> TASK OBJECTIVE: In your answer, give each entry again exactly as it appears.

........

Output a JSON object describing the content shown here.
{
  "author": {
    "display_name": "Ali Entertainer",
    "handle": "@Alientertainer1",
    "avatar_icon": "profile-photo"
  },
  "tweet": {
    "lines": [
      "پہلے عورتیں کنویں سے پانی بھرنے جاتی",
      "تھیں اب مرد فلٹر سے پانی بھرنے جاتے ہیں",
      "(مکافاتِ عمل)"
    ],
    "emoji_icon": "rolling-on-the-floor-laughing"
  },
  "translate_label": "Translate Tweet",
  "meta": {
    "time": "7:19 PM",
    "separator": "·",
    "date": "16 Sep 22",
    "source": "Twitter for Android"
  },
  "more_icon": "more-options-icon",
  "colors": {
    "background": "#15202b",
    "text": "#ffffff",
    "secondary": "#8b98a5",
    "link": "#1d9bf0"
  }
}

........

> ANSWER TO THE EXERCISE:
Output a JSON object describing the content shown here.
{
  "author": {
    "display_name": "Ali Entertainer",
    "handle": "@Alientertainer1",
    "avatar_icon": "profile-photo"
  },
  "tweet": {
    "lines": [
      "پہلے عورتیں کنویں سے پانی بھرنے جاتی",
      "تھیں اب مرد فلٹر سے پانی بھرنے جاتے ہیں",
      "(مکافاتِ عمل)"
    ],
    "emoji_icon": "rolling-on-the-floor-laughing"
  },
  "translate_label": "Translate Tweet",
  "meta": {
    "time": "7:19 PM",
    "separator": "·",
    "date": "16 Sep 22",
    "source": "Twitter for Android"
  },
  "more_icon": "more-options-icon",
  "colors": {
    "background": "#15202b",
    "text": "#ffffff",
    "secondary": "#8b98a5",
    "link": "#1d9bf0"
  }
}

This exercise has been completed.